» **SUPPLIED MATERIAL**:
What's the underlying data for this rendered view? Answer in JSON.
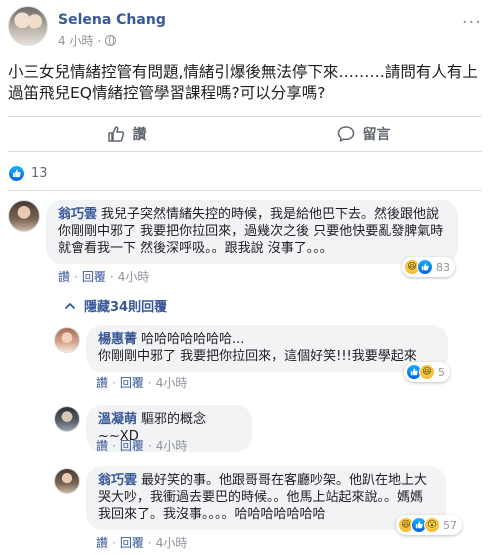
{
  "post": {
    "author": "Selena Chang",
    "time": "4 小時",
    "text": "小三女兒情緒控管有問題,情緒引爆後無法停下來………請問有人有上過笛飛兒EQ情緒控管學習課程嗎?可以分享嗎?"
  },
  "actions": {
    "like": "讚",
    "comment": "留言"
  },
  "reactions": {
    "count": "13"
  },
  "hidden_replies": "隱藏34則回覆",
  "comments": [
    {
      "name": "翁巧雲",
      "text": "我兒子突然情緒失控的時候，我是給他巴下去。然後跟他說 你剛剛中邪了 我要把你拉回來，過幾次之後 只要他快要亂發脾氣時 就會看我一下 然後深呼吸。。跟我說 沒事了。。。",
      "like": "讚",
      "reply": "回覆",
      "time": "4小時",
      "reaction_count": "83"
    },
    {
      "name": "楊惠菁",
      "line1": "哈哈哈哈哈哈哈...",
      "line2": "你剛剛中邪了 我要把你拉回來，這個好笑!!!我要學起來",
      "like": "讚",
      "reply": "回覆",
      "time": "4小時",
      "reaction_count": "5"
    },
    {
      "name": "溫凝萌",
      "text": "驅邪的概念~~XD",
      "like": "讚",
      "reply": "回覆",
      "time": "4小時"
    },
    {
      "name": "翁巧雲",
      "text": "最好笑的事。他跟哥哥在客廳吵架。他趴在地上大哭大吵，我衝過去要巴的時候。。他馬上站起來說。。媽媽我回來了。我沒事。。。。哈哈哈哈哈哈哈",
      "like": "讚",
      "reply": "回覆",
      "time": "4小時",
      "reaction_count": "57"
    }
  ],
  "colors": {
    "link": "#385898",
    "meta": "#90949c",
    "bubble": "#f2f3f5",
    "like_blue": "#1877f2"
  }
}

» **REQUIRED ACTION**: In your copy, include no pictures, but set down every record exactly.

» **SOLVED EXERCISE**:
What's the underlying data for this rendered view? Answer in JSON.
{
  "post": {
    "author": "Selena Chang",
    "time": "4 小時",
    "text": "小三女兒情緒控管有問題,情緒引爆後無法停下來………請問有人有上過笛飛兒EQ情緒控管學習課程嗎?可以分享嗎?"
  },
  "actions": {
    "like": "讚",
    "comment": "留言"
  },
  "reactions": {
    "count": "13"
  },
  "hidden_replies": "隱藏34則回覆",
  "comments": [
    {
      "name": "翁巧雲",
      "text": "我兒子突然情緒失控的時候，我是給他巴下去。然後跟他說 你剛剛中邪了 我要把你拉回來，過幾次之後 只要他快要亂發脾氣時 就會看我一下 然後深呼吸。。跟我說 沒事了。。。",
      "like": "讚",
      "reply": "回覆",
      "time": "4小時",
      "reaction_count": "83"
    },
    {
      "name": "楊惠菁",
      "line1": "哈哈哈哈哈哈哈...",
      "line2": "你剛剛中邪了 我要把你拉回來，這個好笑!!!我要學起來",
      "like": "讚",
      "reply": "回覆",
      "time": "4小時",
      "reaction_count": "5"
    },
    {
      "name": "溫凝萌",
      "text": "驅邪的概念~~XD",
      "like": "讚",
      "reply": "回覆",
      "time": "4小時"
    },
    {
      "name": "翁巧雲",
      "text": "最好笑的事。他跟哥哥在客廳吵架。他趴在地上大哭大吵，我衝過去要巴的時候。。他馬上站起來說。。媽媽我回來了。我沒事。。。。哈哈哈哈哈哈哈",
      "like": "讚",
      "reply": "回覆",
      "time": "4小時",
      "reaction_count": "57"
    }
  ],
  "colors": {
    "link": "#385898",
    "meta": "#90949c",
    "bubble": "#f2f3f5",
    "like_blue": "#1877f2"
  }
}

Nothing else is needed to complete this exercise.